Understanding Right to Work Checks in the UK
Right to work background checks can be incredibly time-consuming but are absolutely essential. They’re a legal requirement and failing to conduct them on new hires can result in serious consequences for employers.
The question is, how can you carry out these important processes without losing too much valuable time?
What is a Right to Work Check?
A right to work check involves checking documents that verify a person’s permission to work in the UK. Employers have a legal obligation to carry out these right to work document screenings before a candidate is employed to ensure they are legally allowed to fill the role in question.
The Home Office was instrumental in instigating the requirement for the proof of right to work in the UK, to prevent illegal workers from entering and working for an organisation. By conducting these right to work checks, it clears the organisation of any liability for employing workers that legally do not have the eligibility to work in the UK.
What is AML Compliance?
Anti-money laundering compliance is the process of conducting background checks and financial checks while monitoring customers to identify and eliminate any efforts of money laundering.
Customers are screened against various lists, including:
- Global watchlists
- PEPs (Politically Exposed Persons) lists
AML checks and financial sanctions checks are required by industries including banks, building societies, stock exchanges, estate agencies and many others.
Who Needs a Right to Work Check?
Everyone needs to possess the correct right to work documents. For most people in the UK, acceptable documents include a passport or identity card.
The right to work guidance remains unchanged since the UK left the EU in January 2020. Nationals from the EEA and Switzerland (at this time of writing) have an automatic right to work which can be evidenced with a passport or national identity card.
In the UK, businesses can be fined and potentially prosecuted for failing to comply with right to work procedures. Employers should take the necessary steps to ensure that any workers from overseas are working within the legality of their visas, and not working without permission.

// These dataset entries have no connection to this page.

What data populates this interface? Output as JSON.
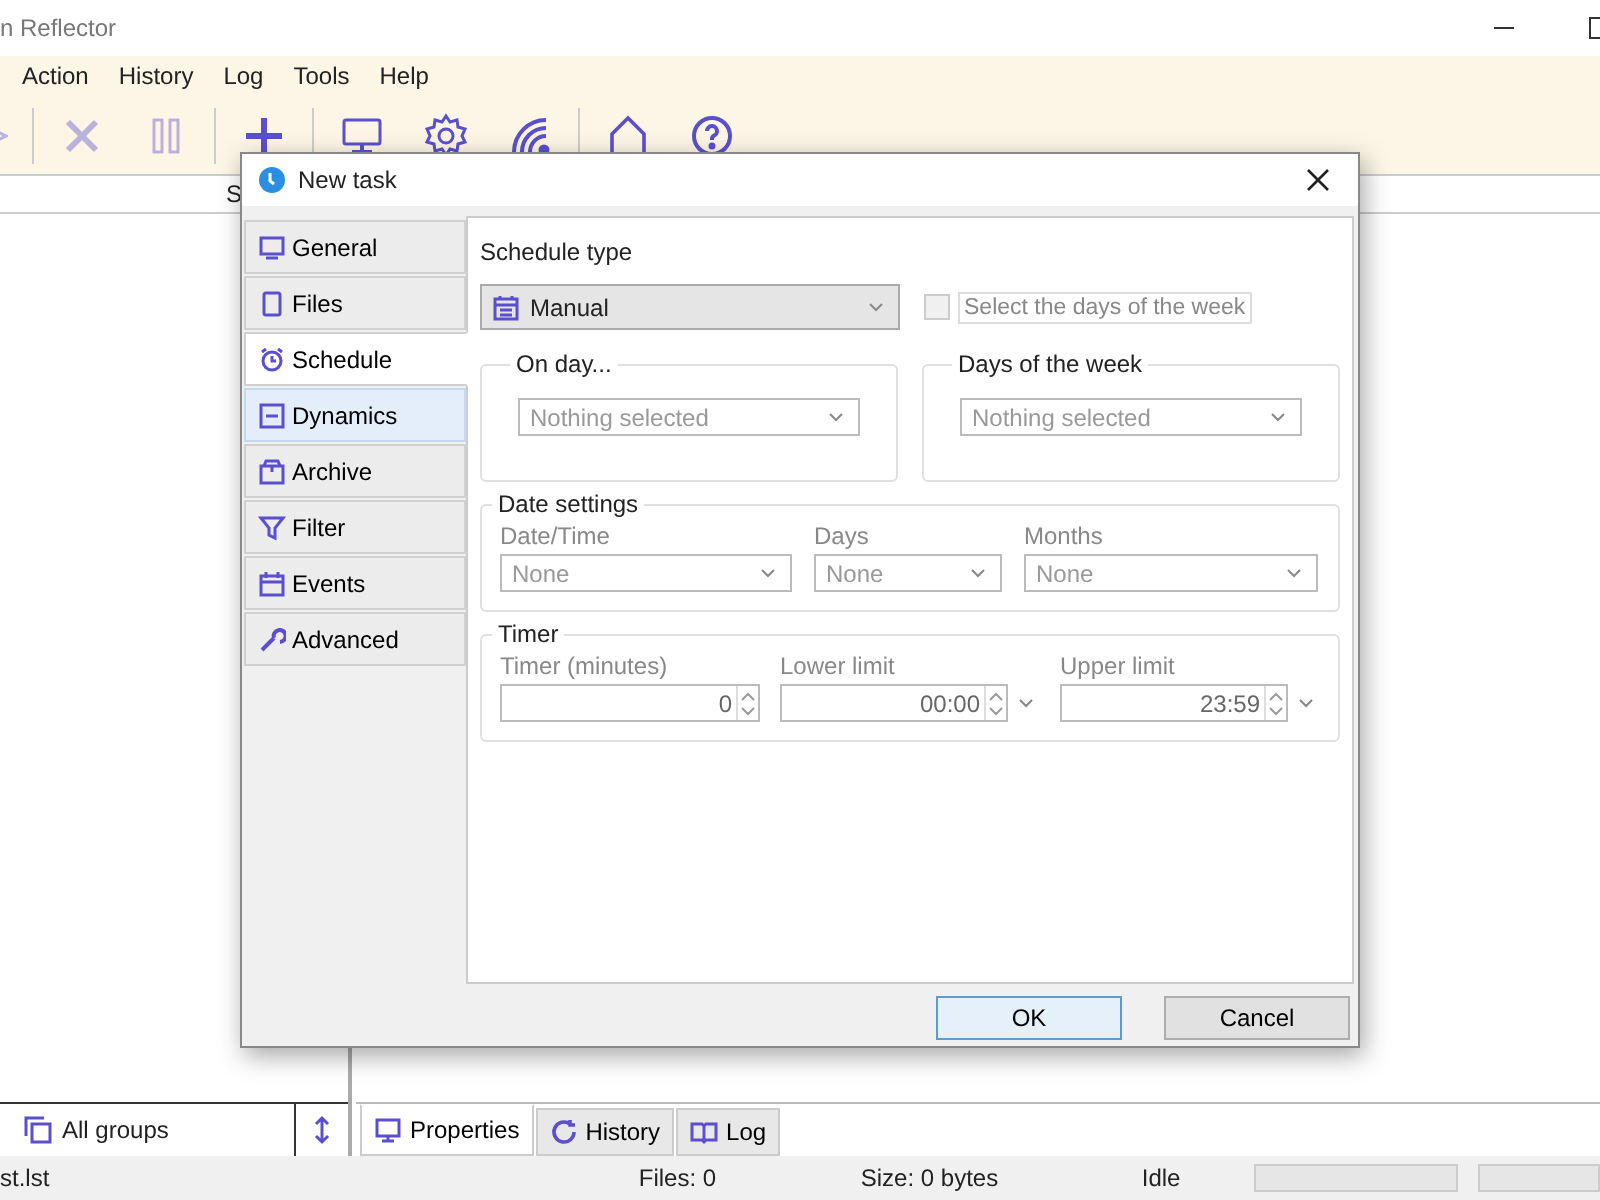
{
  "window": {
    "title": "n Reflector"
  },
  "menu": [
    "Action",
    "History",
    "Log",
    "Tools",
    "Help"
  ],
  "toolbar": [
    {
      "kind": "button",
      "disabled": true
    },
    {
      "kind": "separator"
    },
    {
      "kind": "button",
      "disabled": true
    },
    {
      "kind": "button",
      "disabled": true
    },
    {
      "kind": "separator"
    },
    {
      "kind": "button",
      "disabled": false
    },
    {
      "kind": "separator"
    },
    {
      "kind": "button",
      "disabled": false
    },
    {
      "kind": "button",
      "disabled": false
    },
    {
      "kind": "button",
      "disabled": false
    },
    {
      "kind": "separator"
    },
    {
      "kind": "button",
      "disabled": false
    },
    {
      "kind": "button",
      "disabled": false
    }
  ],
  "list_header": {
    "column_1": "S"
  },
  "groups_field": {
    "value": "All groups"
  },
  "bottom_tabs": [
    {
      "label": "Properties",
      "selected": true
    },
    {
      "label": "History",
      "selected": false
    },
    {
      "label": "Log",
      "selected": false
    }
  ],
  "status_bar": {
    "file": "st.lst",
    "files": "Files: 0",
    "size": "Size: 0 bytes",
    "state": "Idle",
    "progress": [
      {
        "level": 0
      },
      {
        "level": 0
      }
    ]
  },
  "dialog": {
    "title": "New task",
    "tabs": [
      {
        "label": "General",
        "selected": false,
        "hovered": false
      },
      {
        "label": "Files",
        "selected": false,
        "hovered": false
      },
      {
        "label": "Schedule",
        "selected": true,
        "hovered": false
      },
      {
        "label": "Dynamics",
        "selected": false,
        "hovered": true
      },
      {
        "label": "Archive",
        "selected": false,
        "hovered": false
      },
      {
        "label": "Filter",
        "selected": false,
        "hovered": false
      },
      {
        "label": "Events",
        "selected": false,
        "hovered": false
      },
      {
        "label": "Advanced",
        "selected": false,
        "hovered": false
      }
    ],
    "schedule_type": {
      "label": "Schedule type",
      "value": "Manual"
    },
    "days_checkbox": {
      "label": "Select the days of the week",
      "checked": false,
      "disabled": true
    },
    "on_day": {
      "title": "On day...",
      "dropdown": {
        "value": "Nothing selected",
        "disabled": true
      }
    },
    "days_of_week": {
      "title": "Days of the week",
      "dropdown": {
        "value": "Nothing selected",
        "disabled": true
      }
    },
    "date_settings": {
      "title": "Date settings",
      "fields": [
        {
          "label": "Date/Time",
          "value": "None",
          "disabled": true
        },
        {
          "label": "Days",
          "value": "None",
          "disabled": true
        },
        {
          "label": "Months",
          "value": "None",
          "disabled": true
        }
      ]
    },
    "timer": {
      "title": "Timer",
      "fields": [
        {
          "kind": "spin",
          "label": "Timer (minutes)",
          "value": "0",
          "disabled": true
        },
        {
          "kind": "spin_dropdown",
          "label": "Lower limit",
          "value": "00:00",
          "disabled": true
        },
        {
          "kind": "spin_dropdown",
          "label": "Upper limit",
          "value": "23:59",
          "disabled": true
        }
      ]
    },
    "buttons": [
      {
        "label": "OK",
        "default": true
      },
      {
        "label": "Cancel",
        "default": false
      }
    ]
  }
}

There was an incident in 2017 where a restaurant was shut down temporarily due to issues of employing illegal workers. This followed previous instances where civil penalties and fines (totalling upwards of £88,000) had been imposed by the Home Office.
Non-compliance with the Immigration Act 2016 means that immigration officers have the power to close down a business. The Home Office can fine a business up to £20,000 per worker, for every incomplete or failed right to work check.
How Long Does a Right to Work Check Take?
Right to work checks are normally undertaken very promptly, with electronic checks taking anywhere between 5 minutes to an hour. If alternative identity documents are provided, such as a birth certificate, it might take a little longer but in the majority of cases, personal identity checks to prove your right to work can be very quick.
However, some instances can cause delays to the procedure. Electronic verification systems are designed to speed up the process by immediately confirming the legitimacy of the documents. Not so much ascertain whether a particular person is verified to work.
The most frequent reasons for errors showing up, thus causing delays are:
- Blurry images and photographs
- Ineligible text
- Missing signatures
- Incomplete or missing sections from the document
- Potentially manipulated or falsified documents
These errors aren’t always indicative of someone not having the right to work in the UK, but if the right to work documents are not completed thoroughly, or falsified in any way, there will be additional delays. The umbrella organisation carrying out the checks (such as Eurocom CI) will have to consult with the relevant parties to verify the information, which can take time.
How to Speed Up the Right to Work Check Process
The most efficient right to work process is one which goes smoothly, without any delays. There are steps which companies can take to make it perfectly clear for their prospective employees and make it easier to keep track of imminent visa expiry dates so they are not breaking the law.
- Establish clear, step-by-step instructions explaining all the right to work information that’s required by the applicant.
- Invest in an efficient system which helps to validate documents as authentic and not manipulated.
- An electronic system that has plenty of digital storage, means it’s easier to find copies of documents, rather than sift through paperwork.
- Setting alerts for upcoming expiry dates on visas, and when re-checks would be required. This gives you plenty of time to conduct the re-checks.
- Establish processes where you can import candidate information straight into your HR systems to ease the onboarding process.
Need Help with Background Checks?
We can help your organisation implement procedures that help your right to work verification processes, and we can lend a helping hand in assisting with other background checks. These include anything from DBS checks to screening against industry-specific standards like SMCR, BPSS and much more.